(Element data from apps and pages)
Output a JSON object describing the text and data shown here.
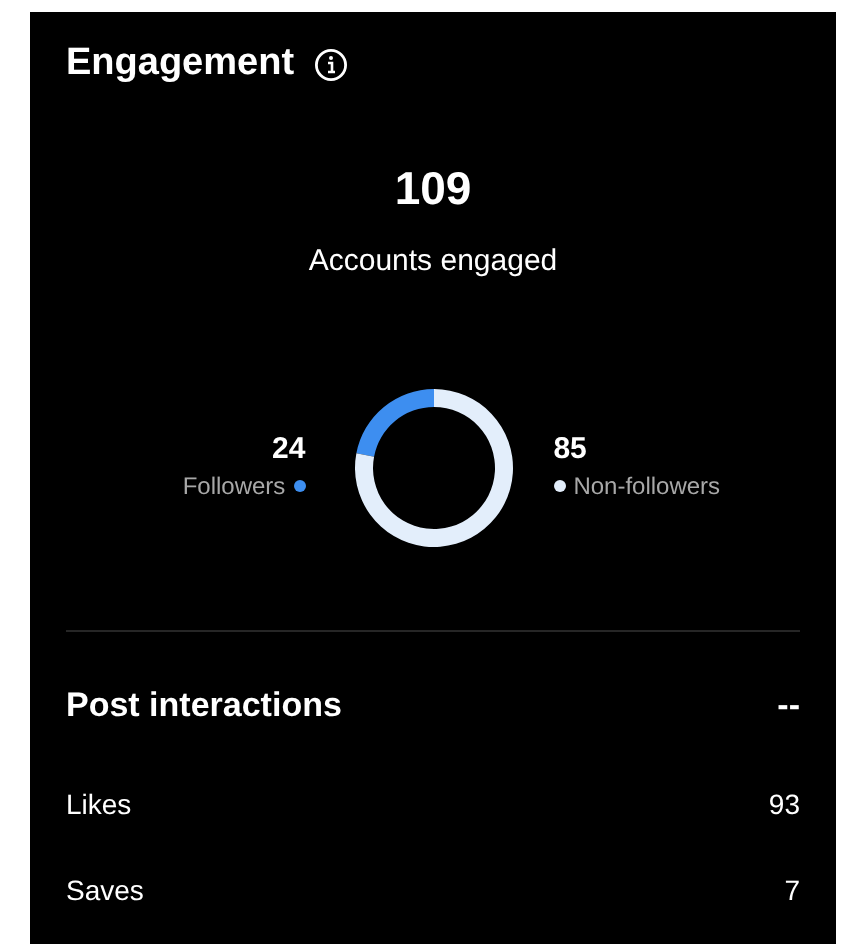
{
  "title": "Engagement",
  "total": {
    "value": "109",
    "label": "Accounts engaged"
  },
  "legend": [
    {
      "value": "24",
      "label": "Followers",
      "color": "#3d8ef0"
    },
    {
      "value": "85",
      "label": "Non-followers",
      "color": "#e3eefb"
    }
  ],
  "post_interactions": {
    "title": "Post interactions",
    "value": "--",
    "rows": [
      {
        "label": "Likes",
        "value": "93"
      },
      {
        "label": "Saves",
        "value": "7"
      }
    ]
  }
}
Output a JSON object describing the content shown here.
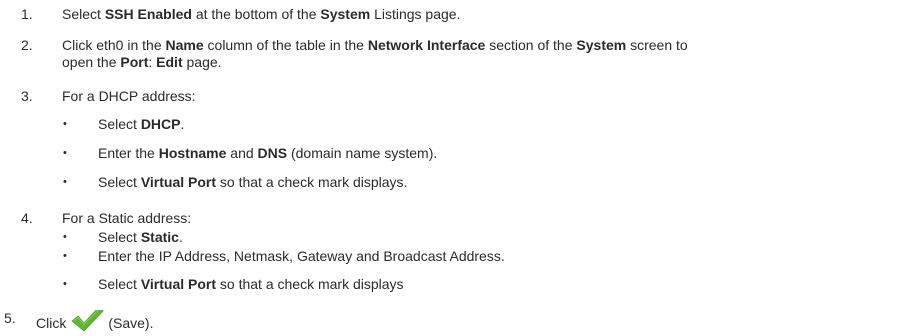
{
  "steps": [
    {
      "number": "1.",
      "parts": [
        "Select ",
        "SSH Enabled",
        " at the bottom of the ",
        "System",
        " Listings page."
      ]
    },
    {
      "number": "2.",
      "parts": [
        "Click eth0 in the ",
        "Name",
        " column of the table in the ",
        "Network Interface",
        " section of the ",
        "System",
        " screen to",
        "open the ",
        "Port",
        ": ",
        "Edit",
        " page."
      ]
    },
    {
      "number": "3.",
      "text": "For a DHCP address:",
      "bullets": [
        {
          "parts": [
            "Select ",
            "DHCP",
            "."
          ]
        },
        {
          "parts": [
            "Enter the ",
            "Hostname",
            " and ",
            "DNS",
            " (domain name system)."
          ]
        },
        {
          "parts": [
            "Select ",
            "Virtual Port",
            " so that a check mark displays."
          ]
        }
      ]
    },
    {
      "number": "4.",
      "text": "For a Static address:",
      "bullets": [
        {
          "parts": [
            "Select ",
            "Static",
            "."
          ]
        },
        {
          "parts": [
            "Enter the IP Address, Netmask, Gateway and Broadcast Address."
          ]
        },
        {
          "parts": [
            "Select ",
            "Virtual Port",
            " so that a check mark displays"
          ]
        }
      ]
    },
    {
      "number": "5.",
      "parts": [
        "Click",
        "(Save)."
      ],
      "icon": "save-checkmark-icon"
    }
  ],
  "bullet_char": "•",
  "colors": {
    "text": "#2b2b2b",
    "check": "#5cb82e"
  }
}
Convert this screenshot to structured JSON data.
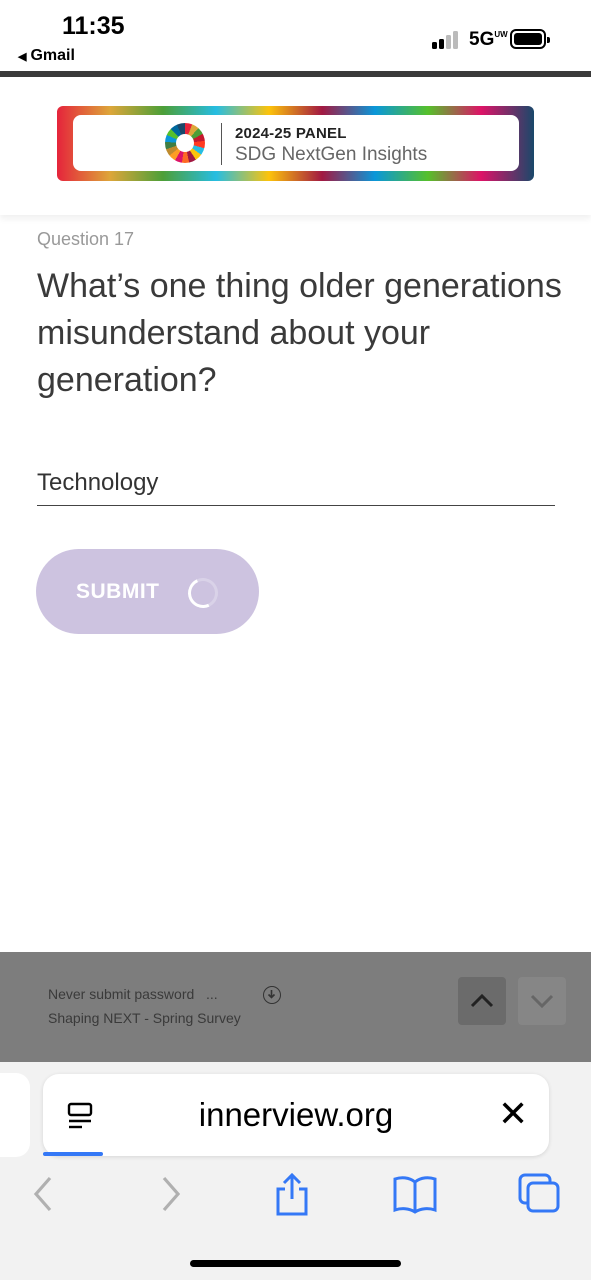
{
  "status_bar": {
    "time": "11:35",
    "back_label": "Gmail",
    "network": "5G",
    "network_suffix": "UW"
  },
  "header": {
    "banner_title_year": "2024-25",
    "banner_title_panel": "PANEL",
    "banner_subtitle": "SDG NextGen Insights"
  },
  "question": {
    "number_label": "Question 17",
    "text": "What’s one thing older generations misunderstand about your generation?",
    "answer_value": "Technology"
  },
  "submit": {
    "label": "SUBMIT"
  },
  "overlay": {
    "line1": "Never submit password",
    "line1_ellipsis": "...",
    "line2": "Shaping NEXT - Spring Survey"
  },
  "safari": {
    "url": "innerview.org"
  },
  "colors": {
    "accent": "#3478f6",
    "submit_bg": "#cdc3e0",
    "overlay_bg": "#7d7d7d"
  }
}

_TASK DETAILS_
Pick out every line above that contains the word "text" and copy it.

_RESPONSE_
Output a JSON object describing the text and data shown here.
      "text": "For a DHCP address:",
      "text": "For a Static address:",
    "text": "#2b2b2b",
    "text": "What’s one thing older generations misunderstand about your generation?",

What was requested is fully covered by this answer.